*** Opening of RECORDS FOR THIS EXERCISE ***
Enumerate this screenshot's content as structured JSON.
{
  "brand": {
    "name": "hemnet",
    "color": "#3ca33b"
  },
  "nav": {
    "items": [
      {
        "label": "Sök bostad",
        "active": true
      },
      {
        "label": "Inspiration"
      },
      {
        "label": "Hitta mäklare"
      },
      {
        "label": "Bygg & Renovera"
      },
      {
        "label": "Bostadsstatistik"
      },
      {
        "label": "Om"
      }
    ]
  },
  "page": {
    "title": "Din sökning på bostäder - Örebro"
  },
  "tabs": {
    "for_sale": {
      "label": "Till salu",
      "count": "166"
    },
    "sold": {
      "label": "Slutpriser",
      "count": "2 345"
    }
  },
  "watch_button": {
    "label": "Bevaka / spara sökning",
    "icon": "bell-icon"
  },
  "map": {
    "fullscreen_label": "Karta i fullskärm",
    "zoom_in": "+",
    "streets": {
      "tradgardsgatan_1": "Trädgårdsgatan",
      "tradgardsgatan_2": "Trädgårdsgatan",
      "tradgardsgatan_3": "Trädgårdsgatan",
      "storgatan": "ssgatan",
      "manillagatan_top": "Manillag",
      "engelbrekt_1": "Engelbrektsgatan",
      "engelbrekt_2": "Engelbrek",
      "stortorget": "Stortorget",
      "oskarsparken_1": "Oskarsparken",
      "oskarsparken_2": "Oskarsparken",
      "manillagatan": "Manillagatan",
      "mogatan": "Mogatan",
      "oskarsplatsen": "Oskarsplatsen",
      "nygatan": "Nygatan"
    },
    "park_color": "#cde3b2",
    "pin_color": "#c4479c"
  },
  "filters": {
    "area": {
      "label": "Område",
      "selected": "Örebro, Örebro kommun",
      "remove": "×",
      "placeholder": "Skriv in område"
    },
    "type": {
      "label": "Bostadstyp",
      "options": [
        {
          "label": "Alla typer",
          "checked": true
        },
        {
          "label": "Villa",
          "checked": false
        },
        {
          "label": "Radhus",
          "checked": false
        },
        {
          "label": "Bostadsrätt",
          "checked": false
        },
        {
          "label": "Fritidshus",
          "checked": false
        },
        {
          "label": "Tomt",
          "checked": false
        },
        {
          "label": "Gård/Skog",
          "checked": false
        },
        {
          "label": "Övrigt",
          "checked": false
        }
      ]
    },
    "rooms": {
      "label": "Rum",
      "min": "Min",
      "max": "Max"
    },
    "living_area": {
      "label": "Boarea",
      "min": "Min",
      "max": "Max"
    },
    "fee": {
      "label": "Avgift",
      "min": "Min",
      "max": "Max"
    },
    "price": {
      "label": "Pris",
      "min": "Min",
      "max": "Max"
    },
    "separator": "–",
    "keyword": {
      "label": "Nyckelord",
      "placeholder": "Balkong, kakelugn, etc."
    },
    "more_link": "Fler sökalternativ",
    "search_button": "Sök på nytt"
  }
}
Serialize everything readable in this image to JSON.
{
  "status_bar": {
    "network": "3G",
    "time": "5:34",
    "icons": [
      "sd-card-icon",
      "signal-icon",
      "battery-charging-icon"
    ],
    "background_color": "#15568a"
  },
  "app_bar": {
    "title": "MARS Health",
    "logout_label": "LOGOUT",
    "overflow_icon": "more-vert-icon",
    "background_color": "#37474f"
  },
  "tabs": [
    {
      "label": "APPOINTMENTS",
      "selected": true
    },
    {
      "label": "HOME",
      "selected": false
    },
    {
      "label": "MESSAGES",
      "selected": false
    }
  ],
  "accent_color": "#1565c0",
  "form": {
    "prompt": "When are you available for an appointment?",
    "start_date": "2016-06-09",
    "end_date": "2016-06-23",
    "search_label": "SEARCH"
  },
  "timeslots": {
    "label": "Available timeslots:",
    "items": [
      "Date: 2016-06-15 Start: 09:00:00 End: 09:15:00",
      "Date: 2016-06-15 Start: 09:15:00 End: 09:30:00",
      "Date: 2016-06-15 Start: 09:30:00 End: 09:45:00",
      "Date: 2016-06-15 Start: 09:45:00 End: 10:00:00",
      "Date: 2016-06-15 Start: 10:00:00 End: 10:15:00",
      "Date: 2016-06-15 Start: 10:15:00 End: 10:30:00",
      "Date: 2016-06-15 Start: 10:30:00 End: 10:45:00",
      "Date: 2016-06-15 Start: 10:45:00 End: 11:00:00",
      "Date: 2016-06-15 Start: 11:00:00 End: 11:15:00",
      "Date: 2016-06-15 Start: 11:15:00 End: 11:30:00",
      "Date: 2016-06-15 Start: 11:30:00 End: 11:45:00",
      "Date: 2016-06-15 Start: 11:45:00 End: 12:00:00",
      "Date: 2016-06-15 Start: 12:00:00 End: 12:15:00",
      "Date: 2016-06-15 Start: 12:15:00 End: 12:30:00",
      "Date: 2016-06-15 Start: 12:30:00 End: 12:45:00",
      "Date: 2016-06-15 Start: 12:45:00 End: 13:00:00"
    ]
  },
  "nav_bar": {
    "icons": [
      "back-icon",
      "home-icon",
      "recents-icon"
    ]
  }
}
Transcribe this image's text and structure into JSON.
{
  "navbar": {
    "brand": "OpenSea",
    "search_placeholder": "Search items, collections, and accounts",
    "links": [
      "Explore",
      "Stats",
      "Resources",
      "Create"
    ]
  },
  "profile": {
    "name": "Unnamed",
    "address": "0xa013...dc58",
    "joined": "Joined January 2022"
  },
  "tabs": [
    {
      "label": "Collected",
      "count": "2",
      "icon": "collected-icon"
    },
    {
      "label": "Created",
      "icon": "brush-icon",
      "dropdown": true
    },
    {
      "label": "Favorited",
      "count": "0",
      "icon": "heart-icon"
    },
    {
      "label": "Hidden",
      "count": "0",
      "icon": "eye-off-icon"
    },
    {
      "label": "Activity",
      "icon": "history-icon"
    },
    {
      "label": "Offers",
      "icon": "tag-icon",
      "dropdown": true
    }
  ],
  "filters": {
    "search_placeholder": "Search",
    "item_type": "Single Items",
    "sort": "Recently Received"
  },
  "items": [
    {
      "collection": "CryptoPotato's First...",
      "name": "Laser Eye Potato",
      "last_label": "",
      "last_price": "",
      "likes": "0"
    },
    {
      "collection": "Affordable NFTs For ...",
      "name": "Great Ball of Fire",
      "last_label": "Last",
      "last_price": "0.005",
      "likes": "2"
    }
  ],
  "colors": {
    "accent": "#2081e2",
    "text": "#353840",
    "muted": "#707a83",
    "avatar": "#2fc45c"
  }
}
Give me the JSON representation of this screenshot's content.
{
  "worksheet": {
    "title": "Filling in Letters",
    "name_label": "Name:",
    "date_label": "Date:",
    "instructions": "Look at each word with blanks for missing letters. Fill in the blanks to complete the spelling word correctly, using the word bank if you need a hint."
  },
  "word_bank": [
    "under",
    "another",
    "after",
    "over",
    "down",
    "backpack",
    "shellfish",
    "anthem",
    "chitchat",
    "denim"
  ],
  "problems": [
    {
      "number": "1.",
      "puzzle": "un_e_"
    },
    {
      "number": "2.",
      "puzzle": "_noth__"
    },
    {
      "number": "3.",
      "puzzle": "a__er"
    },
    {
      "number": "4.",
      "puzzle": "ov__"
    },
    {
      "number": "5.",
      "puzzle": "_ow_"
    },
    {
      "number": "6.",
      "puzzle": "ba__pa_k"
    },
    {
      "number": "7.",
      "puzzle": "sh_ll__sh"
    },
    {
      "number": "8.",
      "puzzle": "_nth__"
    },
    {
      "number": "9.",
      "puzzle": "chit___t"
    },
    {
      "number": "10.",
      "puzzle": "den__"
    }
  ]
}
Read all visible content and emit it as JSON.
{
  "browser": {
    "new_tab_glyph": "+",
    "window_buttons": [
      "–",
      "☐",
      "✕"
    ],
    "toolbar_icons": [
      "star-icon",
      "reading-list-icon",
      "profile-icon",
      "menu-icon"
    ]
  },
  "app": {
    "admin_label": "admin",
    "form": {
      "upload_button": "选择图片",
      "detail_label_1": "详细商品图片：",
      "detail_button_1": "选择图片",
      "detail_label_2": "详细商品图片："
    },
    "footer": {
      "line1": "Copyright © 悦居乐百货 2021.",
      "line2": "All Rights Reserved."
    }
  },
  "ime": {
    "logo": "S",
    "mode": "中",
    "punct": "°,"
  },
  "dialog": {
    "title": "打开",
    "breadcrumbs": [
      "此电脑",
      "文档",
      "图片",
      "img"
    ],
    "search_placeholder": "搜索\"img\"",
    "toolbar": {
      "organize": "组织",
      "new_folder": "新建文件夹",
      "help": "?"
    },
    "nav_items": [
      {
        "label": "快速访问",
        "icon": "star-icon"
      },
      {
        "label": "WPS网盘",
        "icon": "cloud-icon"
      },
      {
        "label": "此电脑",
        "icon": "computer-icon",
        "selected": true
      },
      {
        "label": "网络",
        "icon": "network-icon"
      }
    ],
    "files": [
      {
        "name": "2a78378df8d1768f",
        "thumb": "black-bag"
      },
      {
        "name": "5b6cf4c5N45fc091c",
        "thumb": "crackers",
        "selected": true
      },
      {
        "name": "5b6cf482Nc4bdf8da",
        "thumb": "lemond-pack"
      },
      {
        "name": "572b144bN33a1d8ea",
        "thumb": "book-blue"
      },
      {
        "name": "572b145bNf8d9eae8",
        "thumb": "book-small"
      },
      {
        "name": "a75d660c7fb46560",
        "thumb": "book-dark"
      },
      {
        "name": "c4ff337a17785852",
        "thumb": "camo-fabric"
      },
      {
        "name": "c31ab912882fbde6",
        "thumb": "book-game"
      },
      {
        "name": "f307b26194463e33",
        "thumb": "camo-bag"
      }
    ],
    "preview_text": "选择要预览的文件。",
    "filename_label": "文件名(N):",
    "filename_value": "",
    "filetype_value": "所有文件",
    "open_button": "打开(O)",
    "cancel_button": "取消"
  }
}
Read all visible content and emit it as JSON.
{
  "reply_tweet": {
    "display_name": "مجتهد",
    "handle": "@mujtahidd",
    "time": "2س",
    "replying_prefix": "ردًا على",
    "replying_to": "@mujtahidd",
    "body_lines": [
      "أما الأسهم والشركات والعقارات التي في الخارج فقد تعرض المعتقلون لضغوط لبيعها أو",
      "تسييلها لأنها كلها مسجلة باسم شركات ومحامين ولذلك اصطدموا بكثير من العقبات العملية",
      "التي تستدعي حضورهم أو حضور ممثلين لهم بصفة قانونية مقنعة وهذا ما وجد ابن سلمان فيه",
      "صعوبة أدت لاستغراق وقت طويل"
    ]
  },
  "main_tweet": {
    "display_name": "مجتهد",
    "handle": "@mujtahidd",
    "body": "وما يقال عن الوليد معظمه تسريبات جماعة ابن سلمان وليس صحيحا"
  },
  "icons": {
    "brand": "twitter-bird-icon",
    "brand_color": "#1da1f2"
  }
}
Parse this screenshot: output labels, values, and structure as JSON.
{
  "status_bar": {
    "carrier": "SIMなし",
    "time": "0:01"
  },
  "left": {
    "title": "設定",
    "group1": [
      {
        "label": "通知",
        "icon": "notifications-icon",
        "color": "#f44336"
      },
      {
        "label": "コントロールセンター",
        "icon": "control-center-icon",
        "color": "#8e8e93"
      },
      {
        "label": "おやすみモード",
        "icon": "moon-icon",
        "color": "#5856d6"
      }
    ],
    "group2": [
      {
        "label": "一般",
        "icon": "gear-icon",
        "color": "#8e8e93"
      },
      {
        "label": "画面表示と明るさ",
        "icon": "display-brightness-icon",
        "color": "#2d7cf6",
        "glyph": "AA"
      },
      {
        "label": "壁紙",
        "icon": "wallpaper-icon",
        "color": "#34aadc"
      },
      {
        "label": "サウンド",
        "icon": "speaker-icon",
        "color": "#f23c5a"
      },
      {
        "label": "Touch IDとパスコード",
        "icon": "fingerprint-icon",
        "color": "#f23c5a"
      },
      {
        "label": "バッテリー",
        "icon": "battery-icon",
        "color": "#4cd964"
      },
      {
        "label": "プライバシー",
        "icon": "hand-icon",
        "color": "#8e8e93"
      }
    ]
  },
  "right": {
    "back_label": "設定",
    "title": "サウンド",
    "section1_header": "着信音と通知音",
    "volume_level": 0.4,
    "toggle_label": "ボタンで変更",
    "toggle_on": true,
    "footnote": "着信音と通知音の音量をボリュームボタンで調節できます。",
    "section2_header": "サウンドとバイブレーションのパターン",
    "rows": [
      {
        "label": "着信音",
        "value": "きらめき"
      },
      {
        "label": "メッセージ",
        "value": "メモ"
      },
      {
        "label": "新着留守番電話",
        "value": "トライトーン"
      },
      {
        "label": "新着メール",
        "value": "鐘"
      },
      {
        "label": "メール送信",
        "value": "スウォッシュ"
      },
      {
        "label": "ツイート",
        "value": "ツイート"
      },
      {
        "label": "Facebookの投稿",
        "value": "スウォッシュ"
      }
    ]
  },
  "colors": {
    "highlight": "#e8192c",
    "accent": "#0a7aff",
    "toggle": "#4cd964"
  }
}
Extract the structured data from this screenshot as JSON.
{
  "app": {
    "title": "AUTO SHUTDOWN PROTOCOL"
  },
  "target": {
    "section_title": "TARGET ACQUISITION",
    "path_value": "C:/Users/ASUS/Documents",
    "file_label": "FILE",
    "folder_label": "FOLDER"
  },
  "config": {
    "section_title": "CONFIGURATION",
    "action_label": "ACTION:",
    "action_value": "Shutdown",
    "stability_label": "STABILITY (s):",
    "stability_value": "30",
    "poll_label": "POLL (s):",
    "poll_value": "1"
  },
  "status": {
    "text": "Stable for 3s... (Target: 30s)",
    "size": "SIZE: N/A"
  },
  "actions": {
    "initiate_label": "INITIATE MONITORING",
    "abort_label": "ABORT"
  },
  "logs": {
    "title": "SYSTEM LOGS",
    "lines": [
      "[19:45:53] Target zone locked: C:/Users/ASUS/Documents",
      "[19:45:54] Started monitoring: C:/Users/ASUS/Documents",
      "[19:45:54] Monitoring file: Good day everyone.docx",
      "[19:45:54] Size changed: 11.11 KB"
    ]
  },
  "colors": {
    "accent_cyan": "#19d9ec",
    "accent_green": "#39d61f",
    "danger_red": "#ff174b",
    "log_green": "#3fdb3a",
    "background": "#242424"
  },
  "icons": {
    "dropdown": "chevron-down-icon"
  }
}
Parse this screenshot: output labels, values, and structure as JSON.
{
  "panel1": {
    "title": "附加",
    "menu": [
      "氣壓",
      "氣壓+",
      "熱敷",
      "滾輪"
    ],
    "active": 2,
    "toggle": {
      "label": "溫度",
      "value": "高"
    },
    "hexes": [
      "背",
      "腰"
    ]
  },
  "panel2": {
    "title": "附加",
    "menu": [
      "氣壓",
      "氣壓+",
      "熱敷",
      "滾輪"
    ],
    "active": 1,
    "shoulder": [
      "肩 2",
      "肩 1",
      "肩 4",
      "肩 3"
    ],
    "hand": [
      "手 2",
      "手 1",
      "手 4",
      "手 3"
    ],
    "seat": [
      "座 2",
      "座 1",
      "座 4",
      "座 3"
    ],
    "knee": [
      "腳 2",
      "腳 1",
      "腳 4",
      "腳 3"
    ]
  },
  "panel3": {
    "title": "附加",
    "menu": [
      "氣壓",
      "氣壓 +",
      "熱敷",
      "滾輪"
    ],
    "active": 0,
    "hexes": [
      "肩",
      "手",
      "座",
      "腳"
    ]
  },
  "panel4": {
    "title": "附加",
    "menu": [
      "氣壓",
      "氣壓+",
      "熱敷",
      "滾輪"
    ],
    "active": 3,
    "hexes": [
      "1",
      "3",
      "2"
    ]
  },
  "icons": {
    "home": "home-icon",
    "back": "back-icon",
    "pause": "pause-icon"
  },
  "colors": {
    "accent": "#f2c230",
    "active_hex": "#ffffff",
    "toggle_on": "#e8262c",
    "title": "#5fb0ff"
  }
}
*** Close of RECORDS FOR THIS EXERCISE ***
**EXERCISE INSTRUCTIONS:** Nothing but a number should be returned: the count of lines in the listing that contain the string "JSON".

**YOUR RESPONSE:** 9